Gerber ads, formula ads, marketing, advertising, La Leche League pamphlets, magazines, etc. all push, Push, PUSH women to believe they will fall instantly in love with their newborn. Soft focus lenses and spaced out close-eyed stares from mother to infant... it all looks so good you could lap it up with a spoon.

A birth story unto itself, but one of the women I was second assist for labored for 20+ hours at home, pushed for 3 hours at home, another 2 at the hospital, a vacuum attempt (x3), the failed placement (x3) of an epidural THEN a spinal try, and then the baby freaking, the mom being put under general anesthesia and her baby born by cesarean. She didn't see her baby for over 2 hours, but dad held him and we all loved him lots.

The baby is almost 2 now and mom is still so freaked out at how she fucked up this kid's first hours of life on the earth. She has rebirthed with the child, has had cranio-sacral, homeopathy, therapy, medication, massage, and a dozen other modalities all trying to reconcile her "failure" as a mother to be there to bond with her child. No amount of words can soothe her pain; believe me, I have tried. So I listen, over and over, to her sadness... and I pray she gets unstuck and doesn't treat this child as The Second Coming. Apparently, sometimes, stuck feels better.

I have had numerous discussions with moms after we resuscitate newborns or after the baby was yanked out as it was dying inside mom and was worked on, removed from sight, and worked on more... or babies that are poked and prodded and have gadgets holding their bodies together... or babies who have their spine closed at 2 hours postpartum... or babies who have heart surgery at 1 hour postpartum, never having seen mom or dad... or babies who have their intestines pushed back inside and endure several surgeries to close their guts...

what of all these babies and their psyches?

I know many of these children as infants, children, teens, and now adults... and they are FINE.

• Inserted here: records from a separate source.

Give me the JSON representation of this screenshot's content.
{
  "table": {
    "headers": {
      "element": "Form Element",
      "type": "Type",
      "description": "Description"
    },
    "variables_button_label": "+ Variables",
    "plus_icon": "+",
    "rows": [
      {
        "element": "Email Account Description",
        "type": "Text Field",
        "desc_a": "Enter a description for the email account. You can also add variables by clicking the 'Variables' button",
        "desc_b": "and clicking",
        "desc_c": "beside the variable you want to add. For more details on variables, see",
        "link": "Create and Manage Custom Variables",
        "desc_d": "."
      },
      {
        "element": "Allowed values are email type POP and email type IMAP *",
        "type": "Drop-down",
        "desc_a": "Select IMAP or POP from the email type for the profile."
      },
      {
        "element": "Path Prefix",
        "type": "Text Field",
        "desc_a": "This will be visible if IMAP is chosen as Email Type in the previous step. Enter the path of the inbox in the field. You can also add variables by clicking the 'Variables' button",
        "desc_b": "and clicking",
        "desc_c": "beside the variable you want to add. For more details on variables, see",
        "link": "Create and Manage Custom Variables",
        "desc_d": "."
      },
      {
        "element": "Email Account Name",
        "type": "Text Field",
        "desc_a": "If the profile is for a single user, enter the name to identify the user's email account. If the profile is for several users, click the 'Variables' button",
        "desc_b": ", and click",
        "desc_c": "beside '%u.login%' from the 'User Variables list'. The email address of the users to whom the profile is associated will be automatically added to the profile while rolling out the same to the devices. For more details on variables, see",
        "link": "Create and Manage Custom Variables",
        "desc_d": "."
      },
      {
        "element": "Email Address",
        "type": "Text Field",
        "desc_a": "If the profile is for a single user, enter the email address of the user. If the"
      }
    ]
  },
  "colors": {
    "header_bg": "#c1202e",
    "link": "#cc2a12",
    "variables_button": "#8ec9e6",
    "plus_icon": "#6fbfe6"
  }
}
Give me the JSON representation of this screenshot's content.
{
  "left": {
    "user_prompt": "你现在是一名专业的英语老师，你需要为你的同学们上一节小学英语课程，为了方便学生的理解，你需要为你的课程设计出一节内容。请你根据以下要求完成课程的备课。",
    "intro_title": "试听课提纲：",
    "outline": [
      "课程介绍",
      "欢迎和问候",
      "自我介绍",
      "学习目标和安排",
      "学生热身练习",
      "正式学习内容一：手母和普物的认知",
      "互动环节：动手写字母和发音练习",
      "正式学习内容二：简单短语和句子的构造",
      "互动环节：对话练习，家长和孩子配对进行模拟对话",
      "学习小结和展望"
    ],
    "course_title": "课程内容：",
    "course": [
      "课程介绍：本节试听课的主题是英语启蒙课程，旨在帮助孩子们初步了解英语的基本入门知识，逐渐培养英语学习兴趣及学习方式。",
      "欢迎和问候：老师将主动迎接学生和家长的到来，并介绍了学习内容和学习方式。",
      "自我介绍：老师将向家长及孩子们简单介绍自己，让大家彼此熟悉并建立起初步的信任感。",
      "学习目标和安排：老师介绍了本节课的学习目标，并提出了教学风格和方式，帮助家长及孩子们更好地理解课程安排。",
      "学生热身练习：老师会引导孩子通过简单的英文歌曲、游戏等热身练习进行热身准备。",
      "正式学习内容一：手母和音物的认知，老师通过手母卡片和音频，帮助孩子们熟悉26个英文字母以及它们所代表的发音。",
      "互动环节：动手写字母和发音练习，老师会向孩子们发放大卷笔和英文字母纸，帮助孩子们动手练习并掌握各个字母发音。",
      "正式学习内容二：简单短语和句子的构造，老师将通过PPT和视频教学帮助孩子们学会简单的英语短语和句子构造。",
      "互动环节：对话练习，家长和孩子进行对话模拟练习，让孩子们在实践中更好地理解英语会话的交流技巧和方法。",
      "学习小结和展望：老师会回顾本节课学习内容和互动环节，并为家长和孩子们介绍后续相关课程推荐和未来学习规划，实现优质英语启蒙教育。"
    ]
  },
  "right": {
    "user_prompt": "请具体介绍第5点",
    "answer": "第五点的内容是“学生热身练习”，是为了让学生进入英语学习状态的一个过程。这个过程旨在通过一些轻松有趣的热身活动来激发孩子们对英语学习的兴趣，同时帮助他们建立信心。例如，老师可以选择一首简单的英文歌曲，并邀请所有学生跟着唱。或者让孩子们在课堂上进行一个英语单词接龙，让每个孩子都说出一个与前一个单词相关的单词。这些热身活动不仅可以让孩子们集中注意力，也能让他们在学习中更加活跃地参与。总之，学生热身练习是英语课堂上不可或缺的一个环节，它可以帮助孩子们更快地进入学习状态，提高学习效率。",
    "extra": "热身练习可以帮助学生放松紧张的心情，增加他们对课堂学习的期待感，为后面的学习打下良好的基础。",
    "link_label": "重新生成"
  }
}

It doesn't mean we don't WORK to have peaceful birth. It doesn't mean we ignore their feelings and sensitivities and indiscriminately screw monitor leads into their heads or spank their butts or speak evil of them.

It just means that when we HAVE to, (like my question to Donna about her calling Landen's birth her Perfect Birth... if I'd have had to give her pit or help Landen breathe, would it still have been perfect? Donna says YES because it would have been needed to sustain life), for goodness' sake, we are resilient beings! Our minds work through infinite crisises in our lives... death, pain, moving, divorce, separation from parents, sleeping alone for the first time... the list, as we know, is endless! Perhaps those of us with trauma (and I count myself since Meggie needed to be resuscitated at birth) have assisted our children in a life lesson that might aid them forevermore. Perhaps they CHOSE us so we could give them a part of their walk earlier than later... so they could be strong for something 50 years from their births.

Maybe I am just justifying.

Maybe I work too hard to help women let go of guilt. There is PLENTY to feel guilty about later as they get older. Believe me. It just starts around birth-time. It grows with every passing year.

I believe the true issue is if there is a disconnect with the child after time has passed. Some women do have connection issues (usually surrounding childhood abuse or drug/alcohol issues) and need help learning how to mother/parent. For some, it might be true postpartum depression. These are different than the transient, "Who the hell are you?" that so many women feel.

I hope this helps some. While I really do struggle with the phrase You are not alone because I feel it discounts feelings, I think that if women heard these stories pre-pregnancy and during their pregnancy, it might help women feel less alone.

And who wants to feel alone when we are scared?

Not I.

1 comment:

WendyLou said...

I had never thought that my baby's tough pregnancy and premature birth may be toughening her up for something she needs to deal with in 50 years. Makes me worry what that is, for I was toughened up as well.